the devil … wants to discredit everything from the Bible
The devil may use science or an illusion of science but I wouldn’t say this tremendous gift is from the devil.
Some current scientists take our entire universe as merely one in what they speculate is an infinity of universes.
I think an infinity of universes is a deeper mystery than dark matter. But, I don’t want to go too scientific here. An infinity of universes is definitely not scientific except as a hypothesis that will probably never be tested or verified; making such a hypothesis is the thinnest veneer of science. As Pope emeritus Benedict xvi said, science has the limitation that it cannot prove religion.

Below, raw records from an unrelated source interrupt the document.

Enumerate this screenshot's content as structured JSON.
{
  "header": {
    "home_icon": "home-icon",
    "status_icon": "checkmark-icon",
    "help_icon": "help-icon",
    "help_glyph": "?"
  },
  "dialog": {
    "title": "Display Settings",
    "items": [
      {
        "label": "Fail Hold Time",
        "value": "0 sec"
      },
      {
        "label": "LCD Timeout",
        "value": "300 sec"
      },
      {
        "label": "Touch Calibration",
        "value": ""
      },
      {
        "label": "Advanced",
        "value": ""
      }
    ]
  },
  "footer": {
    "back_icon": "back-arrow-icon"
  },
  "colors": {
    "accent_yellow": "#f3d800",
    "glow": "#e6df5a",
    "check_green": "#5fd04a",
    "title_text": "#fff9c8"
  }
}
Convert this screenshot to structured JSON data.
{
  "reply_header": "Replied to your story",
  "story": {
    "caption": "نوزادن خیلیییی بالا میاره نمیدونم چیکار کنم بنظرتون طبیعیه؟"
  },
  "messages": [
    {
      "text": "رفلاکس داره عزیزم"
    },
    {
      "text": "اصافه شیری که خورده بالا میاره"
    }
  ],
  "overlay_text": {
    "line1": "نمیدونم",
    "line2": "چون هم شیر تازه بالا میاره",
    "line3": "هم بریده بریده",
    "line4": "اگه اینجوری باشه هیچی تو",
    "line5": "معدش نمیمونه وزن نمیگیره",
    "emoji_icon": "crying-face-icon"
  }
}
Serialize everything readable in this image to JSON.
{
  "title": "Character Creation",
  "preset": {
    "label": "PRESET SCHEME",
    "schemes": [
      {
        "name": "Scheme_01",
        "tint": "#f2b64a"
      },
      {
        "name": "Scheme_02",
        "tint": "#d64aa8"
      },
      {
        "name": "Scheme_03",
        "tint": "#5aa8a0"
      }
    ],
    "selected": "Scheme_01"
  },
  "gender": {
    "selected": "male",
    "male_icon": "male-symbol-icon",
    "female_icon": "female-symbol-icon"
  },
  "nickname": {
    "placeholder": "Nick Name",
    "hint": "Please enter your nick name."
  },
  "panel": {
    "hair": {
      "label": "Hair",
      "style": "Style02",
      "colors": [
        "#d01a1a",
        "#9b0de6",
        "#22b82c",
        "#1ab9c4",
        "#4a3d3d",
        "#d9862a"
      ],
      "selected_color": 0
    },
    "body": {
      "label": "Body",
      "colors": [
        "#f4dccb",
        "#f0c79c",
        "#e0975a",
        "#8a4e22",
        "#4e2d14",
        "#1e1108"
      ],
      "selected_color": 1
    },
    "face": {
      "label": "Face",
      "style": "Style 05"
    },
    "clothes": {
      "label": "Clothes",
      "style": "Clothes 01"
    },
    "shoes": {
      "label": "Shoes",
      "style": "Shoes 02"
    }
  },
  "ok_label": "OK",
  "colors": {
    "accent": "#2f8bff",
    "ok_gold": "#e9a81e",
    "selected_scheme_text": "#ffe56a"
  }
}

There is a lot of evidence for a global flood. When Mt. St. Helens erupted it laid down layers of dust very quickly. Then a lake over flowed causing a canyon to be carved out from the layers of dust. It showed what can be confirmed in a laboratory. Layers as shown in the Grand Canyon are laid down simultaneously. The different shapes of molecules separate out depending how they interact with the fluid flow. In the Grand Canyon there are petrified trees that extend up through the layers as if the layers were laid down around it very quickly.
Also, on the scriptural side, 2Peter 3:3 “Knowing this first, that in the last days there shall come deceitful scoffers, walking after their own lusts,Saying: Where is his promise or his coming? for since the time that the fathers slept, all things continue as they were from the beginning of the creation.*For this they are wilfully ignorant of, that the heavens were before, and the earth out of water, and through water, consisting by the word of God.Whereby the world that then was, being overflowed with water, perished.”
The first Pope in Sacred Scripture is saying that if those who don’t believe in a world wide flood are scoffers. When Sacred Scripture interprets Sacred Scripture it is a confirmation of the interpretation.
Sometimes this is true. Scientists are human and they may have their own (hidden) agenda. This is useful for governments because they can give out grant money depending on how they want people to think. This is true in the case of Global Warming and it is also often true when it comes to many of the natural sciences.
In the Global Warming case it is an excuse to place us under more governmental control, but I would argue that perhaps dictatorial control is what our culture deserves and God is allowing it.